**Record excerpts:**
——————————

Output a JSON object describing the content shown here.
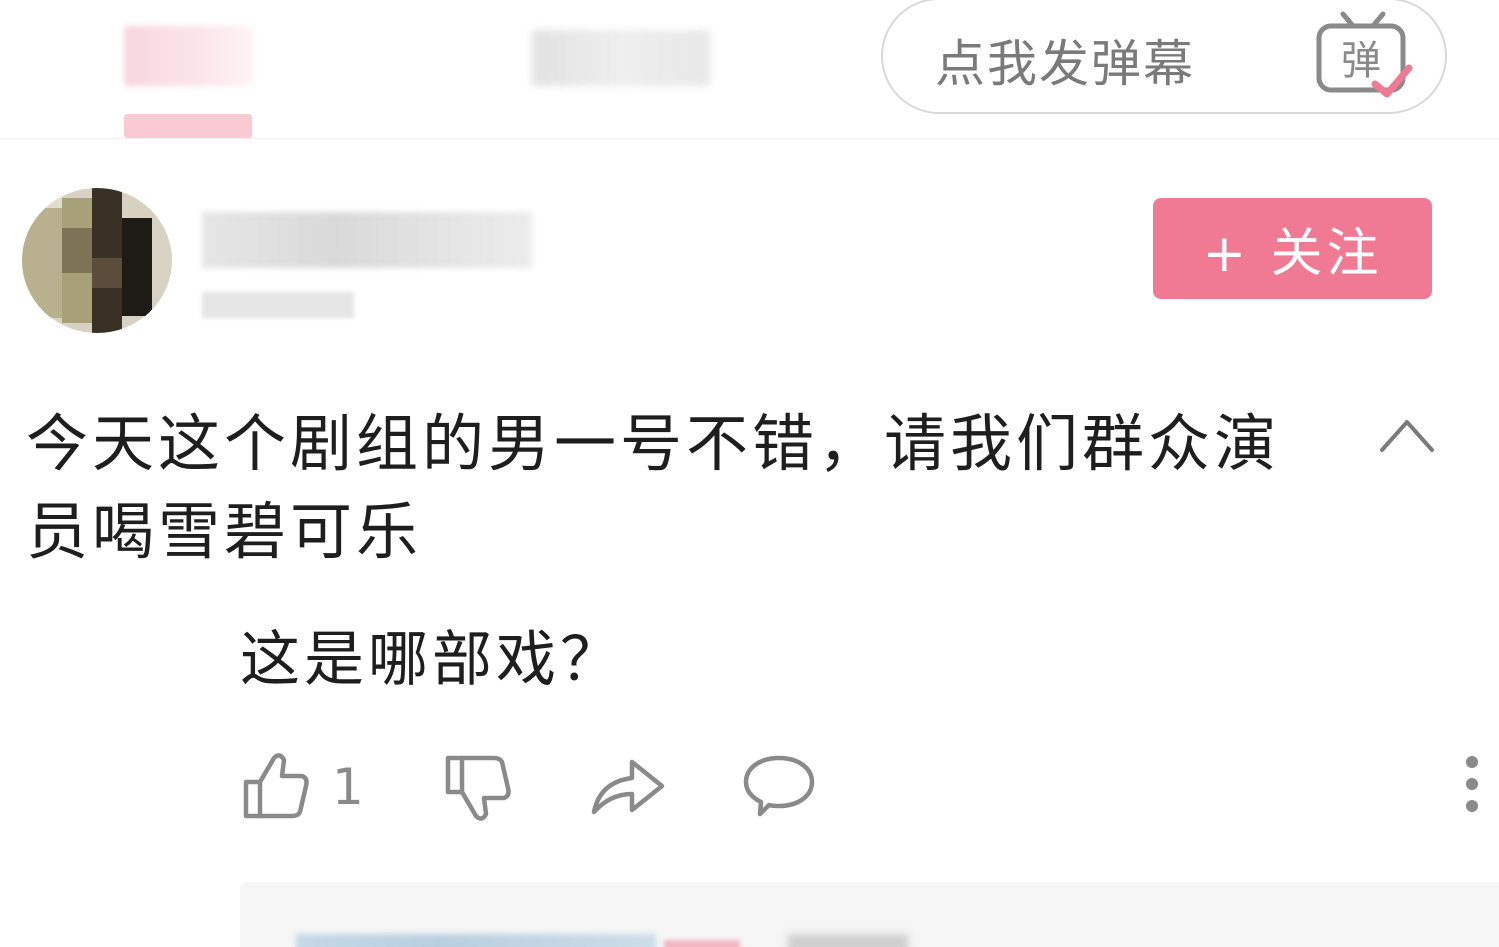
{
  "danmaku": {
    "placeholder": "点我发弹幕",
    "icon_label": "弹",
    "icon": "danmaku-toggle-icon"
  },
  "user": {
    "follow_label": "+ 关注"
  },
  "post": {
    "text": "今天这个剧组的男一号不错，请我们群众演员喝雪碧可乐",
    "reply_text": "这是哪部戏？"
  },
  "actions": {
    "like_count": "1",
    "icons": [
      "thumbs-up-icon",
      "thumbs-down-icon",
      "share-icon",
      "comment-icon",
      "more-icon"
    ]
  },
  "colors": {
    "accent": "#f07a93",
    "text": "#1e1e1e",
    "muted": "#8a8a8a"
  }
}
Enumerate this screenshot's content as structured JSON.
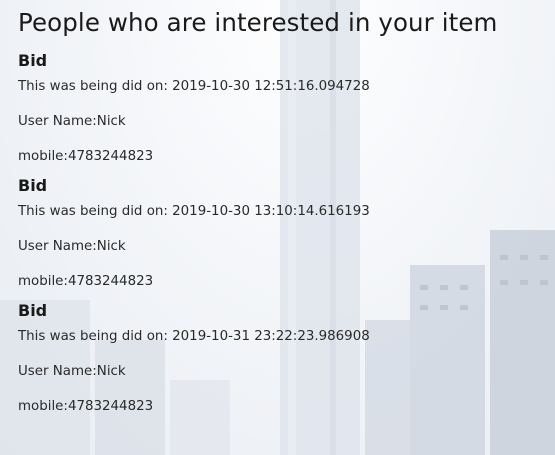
{
  "page": {
    "title": "People who are interested in your item"
  },
  "bids": [
    {
      "heading": "Bid",
      "date_prefix": "This was being did on: ",
      "date": "2019-10-30 12:51:16.094728",
      "user_prefix": "User Name:",
      "user": "Nick",
      "mobile_prefix": "mobile:",
      "mobile": "4783244823"
    },
    {
      "heading": "Bid",
      "date_prefix": "This was being did on: ",
      "date": "2019-10-30 13:10:14.616193",
      "user_prefix": "User Name:",
      "user": "Nick",
      "mobile_prefix": "mobile:",
      "mobile": "4783244823"
    },
    {
      "heading": "Bid",
      "date_prefix": "This was being did on: ",
      "date": "2019-10-31 23:22:23.986908",
      "user_prefix": "User Name:",
      "user": "Nick",
      "mobile_prefix": "mobile:",
      "mobile": "4783244823"
    }
  ]
}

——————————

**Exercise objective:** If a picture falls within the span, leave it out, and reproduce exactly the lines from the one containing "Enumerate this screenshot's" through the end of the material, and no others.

**Response to this task:**
Enumerate this screenshot's content as structured JSON.
{
  "page": {
    "title": "People who are interested in your item"
  },
  "bids": [
    {
      "heading": "Bid",
      "date_prefix": "This was being did on: ",
      "date": "2019-10-30 12:51:16.094728",
      "user_prefix": "User Name:",
      "user": "Nick",
      "mobile_prefix": "mobile:",
      "mobile": "4783244823"
    },
    {
      "heading": "Bid",
      "date_prefix": "This was being did on: ",
      "date": "2019-10-30 13:10:14.616193",
      "user_prefix": "User Name:",
      "user": "Nick",
      "mobile_prefix": "mobile:",
      "mobile": "4783244823"
    },
    {
      "heading": "Bid",
      "date_prefix": "This was being did on: ",
      "date": "2019-10-31 23:22:23.986908",
      "user_prefix": "User Name:",
      "user": "Nick",
      "mobile_prefix": "mobile:",
      "mobile": "4783244823"
    }
  ]
}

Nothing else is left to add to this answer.